Cafe des Amis feels weight of old-school traditions
Open since 1980, French restaurant's kitchen hits only a few high notes
Cafe des Amis opened in 1980, and it shows. From the stilted ambience to the old-school dessert tray replete with chocolate mousse, the restaurant is many years out of mode.
This is not to argue that every restaurant should be dripping with style or double as a fashion runway for the slender and hip. But restaurants that remain stubbornly unchanged for decades succeed only if they are particularly charming or if they serve outstanding food. Cafe des Amis has neither attribute.
Behind the restaurant's handsome, ivy-covered brick facade lies a surprisingly sterile dining room that is awkwardly split in half by a partition embedded with a window. There's no music, no compelling artwork or gorgeous flowers, just white walls, white tablecloths and lighting that is too harsh at certain tables. It's quiet, but in a way that makes it easy for the neighboring four-top to eavesdrop on your conversation, the kind of hush that can put you on edge.
Cafe des Amis primarily caters to baby boomers and their parents, loyalists who have been supping there for a long time and helped the restaurant earn such a stellar reputation. And that's fine, there's something to be said for a restaurant that isn't a scene or trying to be one. But 23 years after its arrival, in a Portland that boasts more than just a handful of great restaurants, it's hard to imagine that Cafe des Amis holds much appeal to those who aren't regulars.
Steep prices compound the feng shui issues. The French-tilting fare is good enough, but most entrees are $20 and up. The pricier entrees are served with soup or green salad and a few entrees (billed as 'bistro dishes') are available a la carte for under $15, but it's still tricky for two people to dine for less than $70.
Some dishes are quite good. Chicken liver p‰tŽ spiked with port and Madeira is just as you'd hope it to be: satiny-smooth and decadently rich. The smoked mushroom ravioli appetizer features delicate pasta and fleshy wild mushrooms, great with a glass of Riesling. You can craft a satisfying meal by pairing one of these starters with a bistro dish such as Mediterranean-style fish stew.

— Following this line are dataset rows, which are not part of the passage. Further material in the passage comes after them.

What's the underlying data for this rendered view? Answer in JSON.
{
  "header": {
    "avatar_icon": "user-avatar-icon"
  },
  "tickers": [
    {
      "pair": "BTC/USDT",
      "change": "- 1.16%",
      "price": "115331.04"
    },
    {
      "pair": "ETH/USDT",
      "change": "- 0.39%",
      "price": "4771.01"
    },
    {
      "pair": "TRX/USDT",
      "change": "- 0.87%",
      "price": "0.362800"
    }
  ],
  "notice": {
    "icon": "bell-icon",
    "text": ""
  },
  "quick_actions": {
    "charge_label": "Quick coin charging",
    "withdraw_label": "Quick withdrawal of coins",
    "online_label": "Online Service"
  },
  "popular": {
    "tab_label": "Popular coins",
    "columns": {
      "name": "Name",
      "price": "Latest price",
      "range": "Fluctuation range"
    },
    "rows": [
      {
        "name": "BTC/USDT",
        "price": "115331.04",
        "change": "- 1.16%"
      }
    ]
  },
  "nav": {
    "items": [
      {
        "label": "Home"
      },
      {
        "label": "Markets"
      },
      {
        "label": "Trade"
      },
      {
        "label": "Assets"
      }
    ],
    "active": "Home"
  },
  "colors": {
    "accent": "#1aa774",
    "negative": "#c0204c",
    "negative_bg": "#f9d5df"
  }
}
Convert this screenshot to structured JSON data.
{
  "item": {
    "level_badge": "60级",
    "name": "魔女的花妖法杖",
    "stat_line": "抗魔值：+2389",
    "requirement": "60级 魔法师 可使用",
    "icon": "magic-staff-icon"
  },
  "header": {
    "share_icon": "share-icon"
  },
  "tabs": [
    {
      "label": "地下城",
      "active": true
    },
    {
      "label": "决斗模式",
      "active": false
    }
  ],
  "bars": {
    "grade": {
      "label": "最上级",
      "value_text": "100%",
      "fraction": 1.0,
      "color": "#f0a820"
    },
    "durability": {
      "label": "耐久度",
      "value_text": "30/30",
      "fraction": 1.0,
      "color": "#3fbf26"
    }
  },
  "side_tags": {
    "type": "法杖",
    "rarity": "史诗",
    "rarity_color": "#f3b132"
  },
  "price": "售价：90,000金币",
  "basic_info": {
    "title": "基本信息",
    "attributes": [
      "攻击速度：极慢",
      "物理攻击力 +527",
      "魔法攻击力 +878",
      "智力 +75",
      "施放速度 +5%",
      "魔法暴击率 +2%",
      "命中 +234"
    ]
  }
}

The fortifying, tomato-tinged broth is studded with clams, mussels, bite-sized chunks of salmon and remarkably tender large scallops. The accompanying baguette slices spread with rouille were the only disappointment as the rouille lacked its requisite heat.
People rave about Cafe des Amis' poussin with 40 cloves of garlic, but really, the sweet roasted garlic is the best part. A poussin is a small, young chicken, which means it doesn't have much meat on its bones. While the breast was juicy, the legs had very little flesh. Another throwback entree, duck with blackberry sauce, is positively smothered by the stuff, making for one syrupy-sweet duck dish reminiscent of duck a l'orange.
Desserts don't offer much in the way of innovation, but a couple of tasty choices Ñ pear frangipane tart and nostalgia-inducing chocolate cake Ñ break up the monotony of crme bržlŽe and chocolate mousse.
The plain dŽcor, average food and uninspired plate presentation suggest that Cafe des Amis would be much better cast as a bistro instead of a high-end eatery. Right now, it's only the price tag that bumps the stalwart restaurant into the realm of fine dining.